By understanding the light within your home you’ll give yourself a huge advantage once you can venture outside again and capture a scene at sunrise, sunset, midday or even at night. Those with backyards can also venture into astrophotography and practice capturing stars or star trails like I did from a window of a cabin in the French Alps with the Olympus Live Composition mode…so much fun!
Reflections of a bed through a painting with the light adding pops of colour – shot with a wide aperture of f2.8.
Quick Challenges to Boost Creative Thinking
Challenge #1 While having a meal, arrange your cup, plate or cutlery and food in a way that works creatively with the available light. Repeat this every day for a week trying to encourage yourself to see it differently each day. Remember to look for new approaches…look up, look down, frame it differently, change exposures, composition and get creative!
Challenge #2 Take a simple object like a bottle of water and photograph it on an empty table against a blank wall. This task encourages you to see the object as something more than a boring bottle and to make it look enticing despite the bland surroundings. Can you find some light sparkling in the bottle? You could focus only on the bottle top and shoot downward, or frame it using the table edge as a blurred foreground haze. Think about its shape, shadows, texture and take advantage of available light.
Challenge #3 Bring the world into your home by using everyday objects to make landscape scenes. Instagram has been overflowing with creative results from people in isolation making incredible scenes like the Grand Canyon out of paper bags, Ice Caves from frozen water with food dye and then there’s one of my favourites, a Broccoli Forest complete with a tiny little explorer. There really is no limit to what you can do with things like flour, sugar, water and textured objects like sheets, rugs and food. Take a peek at the hashtag #OurGreatIndoors created by @erinoutdoors for inspiration, spoiler alert: she’s a genius!
Images by Erin Sullivan @erinoutdoors
Want more? If all this talk of creative thinking has send your mind into a spin, you can purchase my ‘Photographer’s Guide to Creative Vision’ and have access to 60+ pages of ideas, challenges and tips for developing a photography project (personal and professional), creative composition ideas, editing tips and much more. Use the code ISOCREATIVE to get $10 off the eBOOK and also my Portfolio Reviews.
I would love to see your results if you put any of the above advice into action so please feel free to tag me in your social posts with @the_wanderinglens on Instagram or use the hashtag #thewanderinglens so I can take a peek!
Thanks for reading and I want to wish you all lots of patience, good health, inspiration and motivation during this time!
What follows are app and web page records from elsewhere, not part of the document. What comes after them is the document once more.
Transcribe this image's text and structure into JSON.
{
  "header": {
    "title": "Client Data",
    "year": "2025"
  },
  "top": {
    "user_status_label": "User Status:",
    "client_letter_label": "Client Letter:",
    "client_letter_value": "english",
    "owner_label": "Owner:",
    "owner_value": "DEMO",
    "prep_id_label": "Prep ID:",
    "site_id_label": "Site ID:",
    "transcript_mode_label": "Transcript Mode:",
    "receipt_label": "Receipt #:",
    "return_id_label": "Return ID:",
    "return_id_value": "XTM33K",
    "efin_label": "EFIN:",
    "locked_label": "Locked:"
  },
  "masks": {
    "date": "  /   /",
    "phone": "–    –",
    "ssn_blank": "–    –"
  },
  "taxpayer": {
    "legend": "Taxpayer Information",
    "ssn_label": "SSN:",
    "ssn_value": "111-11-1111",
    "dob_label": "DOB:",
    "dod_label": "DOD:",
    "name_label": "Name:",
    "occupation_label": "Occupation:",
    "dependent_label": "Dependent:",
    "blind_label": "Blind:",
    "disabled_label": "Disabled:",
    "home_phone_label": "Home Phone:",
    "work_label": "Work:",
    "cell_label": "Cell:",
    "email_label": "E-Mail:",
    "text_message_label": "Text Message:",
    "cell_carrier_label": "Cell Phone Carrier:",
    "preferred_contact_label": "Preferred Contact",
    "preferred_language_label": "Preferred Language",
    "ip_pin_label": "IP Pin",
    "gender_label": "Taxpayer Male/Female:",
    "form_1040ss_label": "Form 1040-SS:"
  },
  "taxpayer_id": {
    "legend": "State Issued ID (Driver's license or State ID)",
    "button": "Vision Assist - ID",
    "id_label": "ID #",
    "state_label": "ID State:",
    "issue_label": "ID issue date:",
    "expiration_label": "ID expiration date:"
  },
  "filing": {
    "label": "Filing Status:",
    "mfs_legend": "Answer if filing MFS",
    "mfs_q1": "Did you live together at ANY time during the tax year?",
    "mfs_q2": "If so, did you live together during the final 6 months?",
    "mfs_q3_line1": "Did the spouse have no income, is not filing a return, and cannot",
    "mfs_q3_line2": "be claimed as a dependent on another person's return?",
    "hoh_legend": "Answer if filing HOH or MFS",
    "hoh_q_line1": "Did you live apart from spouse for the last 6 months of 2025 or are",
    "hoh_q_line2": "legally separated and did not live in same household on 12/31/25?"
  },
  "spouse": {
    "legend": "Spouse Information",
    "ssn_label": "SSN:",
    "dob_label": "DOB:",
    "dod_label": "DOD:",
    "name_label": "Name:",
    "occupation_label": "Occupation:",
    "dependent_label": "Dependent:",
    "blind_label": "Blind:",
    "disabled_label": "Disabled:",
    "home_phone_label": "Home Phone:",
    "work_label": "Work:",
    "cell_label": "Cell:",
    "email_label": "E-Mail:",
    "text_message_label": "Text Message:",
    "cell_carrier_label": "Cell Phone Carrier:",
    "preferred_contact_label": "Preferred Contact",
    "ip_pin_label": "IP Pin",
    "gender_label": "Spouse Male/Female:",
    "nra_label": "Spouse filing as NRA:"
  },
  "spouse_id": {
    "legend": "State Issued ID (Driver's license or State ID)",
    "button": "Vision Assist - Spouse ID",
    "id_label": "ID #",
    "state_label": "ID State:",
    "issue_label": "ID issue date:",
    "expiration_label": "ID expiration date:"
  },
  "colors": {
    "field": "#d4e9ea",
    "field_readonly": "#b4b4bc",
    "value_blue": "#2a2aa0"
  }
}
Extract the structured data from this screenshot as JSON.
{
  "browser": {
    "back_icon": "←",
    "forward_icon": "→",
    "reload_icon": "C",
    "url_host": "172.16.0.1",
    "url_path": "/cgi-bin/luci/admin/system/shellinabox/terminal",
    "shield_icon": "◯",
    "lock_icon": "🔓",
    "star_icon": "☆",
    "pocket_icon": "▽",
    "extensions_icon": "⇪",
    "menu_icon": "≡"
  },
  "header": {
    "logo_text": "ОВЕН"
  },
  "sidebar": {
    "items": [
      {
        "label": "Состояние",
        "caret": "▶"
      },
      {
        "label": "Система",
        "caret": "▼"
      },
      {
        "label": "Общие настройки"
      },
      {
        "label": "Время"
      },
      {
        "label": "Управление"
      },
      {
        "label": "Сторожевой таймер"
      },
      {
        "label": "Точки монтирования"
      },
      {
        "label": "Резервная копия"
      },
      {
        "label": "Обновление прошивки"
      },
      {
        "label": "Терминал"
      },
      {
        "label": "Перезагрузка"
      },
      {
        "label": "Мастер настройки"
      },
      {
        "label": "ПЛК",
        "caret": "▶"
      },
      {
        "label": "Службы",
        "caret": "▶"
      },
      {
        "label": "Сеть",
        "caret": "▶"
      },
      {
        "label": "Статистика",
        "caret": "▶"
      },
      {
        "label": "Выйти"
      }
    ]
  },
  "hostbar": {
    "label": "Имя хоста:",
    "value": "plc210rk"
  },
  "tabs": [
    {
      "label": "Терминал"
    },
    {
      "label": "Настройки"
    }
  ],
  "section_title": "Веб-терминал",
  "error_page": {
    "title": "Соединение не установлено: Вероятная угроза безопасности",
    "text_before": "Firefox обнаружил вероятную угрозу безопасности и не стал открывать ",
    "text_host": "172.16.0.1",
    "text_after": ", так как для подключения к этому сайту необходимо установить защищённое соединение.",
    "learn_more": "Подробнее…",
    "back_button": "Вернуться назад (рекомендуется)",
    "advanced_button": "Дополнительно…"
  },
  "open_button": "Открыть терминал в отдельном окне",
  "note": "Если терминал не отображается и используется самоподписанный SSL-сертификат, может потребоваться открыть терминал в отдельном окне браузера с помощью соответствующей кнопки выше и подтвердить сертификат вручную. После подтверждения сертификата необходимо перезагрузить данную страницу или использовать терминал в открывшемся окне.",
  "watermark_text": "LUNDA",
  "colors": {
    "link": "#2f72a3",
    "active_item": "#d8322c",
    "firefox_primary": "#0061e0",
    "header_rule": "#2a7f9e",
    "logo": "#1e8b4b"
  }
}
Hello! I’m the founder and photographer behind The Wandering Lens. With 14+yrs experience as a professional travel and landscape photographer, all advice found on this site is from my personal experience on the road. I hope it’s useful for your own travels and would love to hear in the comments about your trips and experiences around the world.
I'm Lisa Michele Burns, a professional photographer and founder of The Wandering Lens from Australia. Welcome to your guide to photographing the world, improving your photography and scouting unique and inspiring places to experience with your camera. Click here to start exploring popular guides + articles. After four years online, The Wandering Lens has turned into the leading publisher of photography focused travel guides!